NEW YORK --- A trove of letters to one of baseball's founding fathers has been removed from an auction while the FBI investigates whether they were among items stolen from the New York Public Library years ago.
The letters are 19th century correspondence to Harry Wright, who built the country's first professional baseball team in Cincinnati and managed in several cities.
Sports memorabilia dealer Hunt Auctions had stopped bidding on the letters last week. On Monday, the Exton, Pa.-based auction house said it was removing the items from the auction because "many questions still remain unanswered." It said it was working closely with the FBI.
FBI spokesman Jim Margolin said Monday that investigators are trying to determine "whether those items were among the items apparently stolen from the public library collection."
The 20-plus lots were part of a larger auction scheduled for July 14 at the All-Star Game's Fan Fest in St. Louis.
New York Public Library spokeswoman Heidi Singer declined to comment, citing the investigation.
The library's collection originally contained four scrapbooks of letters that had been sent to Wright between 1865-94. Only one of those volumes, covering 1878-84, is still at the library. The material was found missing during an assessment of the collection in 1986-87, Singer said.
Hunt Auctions has declined to name the letters' seller, other than to say they had belonged to the person's grandparents.
Wright was born in England and played cricket, but he gravitated to baseball as a young man in New York. He organized the Cincinnati Red Stockings in 1869, managed the team and also played center field. He later managed the Boston Red Stockings, the Providence Grays and the Philadelphia Quakers.

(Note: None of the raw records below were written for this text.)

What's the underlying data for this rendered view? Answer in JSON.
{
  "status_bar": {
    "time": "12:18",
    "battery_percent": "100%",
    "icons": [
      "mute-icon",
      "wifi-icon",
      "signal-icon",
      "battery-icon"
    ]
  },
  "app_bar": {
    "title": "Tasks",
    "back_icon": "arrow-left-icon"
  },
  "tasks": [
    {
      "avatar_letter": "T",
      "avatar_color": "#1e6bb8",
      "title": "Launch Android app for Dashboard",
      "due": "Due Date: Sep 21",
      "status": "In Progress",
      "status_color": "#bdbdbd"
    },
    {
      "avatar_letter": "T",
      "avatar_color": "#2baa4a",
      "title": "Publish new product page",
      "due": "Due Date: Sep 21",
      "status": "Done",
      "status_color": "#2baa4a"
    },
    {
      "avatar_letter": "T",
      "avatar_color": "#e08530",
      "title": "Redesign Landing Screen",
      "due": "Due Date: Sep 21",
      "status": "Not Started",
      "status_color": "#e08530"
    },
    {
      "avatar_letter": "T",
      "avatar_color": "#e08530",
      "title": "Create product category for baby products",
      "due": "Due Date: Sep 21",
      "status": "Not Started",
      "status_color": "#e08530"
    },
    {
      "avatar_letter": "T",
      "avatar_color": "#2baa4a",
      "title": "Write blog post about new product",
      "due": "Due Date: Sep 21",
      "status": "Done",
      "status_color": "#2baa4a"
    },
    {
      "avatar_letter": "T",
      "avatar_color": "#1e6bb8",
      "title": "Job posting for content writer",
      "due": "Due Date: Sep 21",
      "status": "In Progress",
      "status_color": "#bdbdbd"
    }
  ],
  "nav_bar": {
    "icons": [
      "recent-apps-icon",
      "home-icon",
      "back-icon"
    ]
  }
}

Many modern elements of the game were his innovations, such as hand signals, defensive fielding shifts and hitting fungoes to outfielders before the game.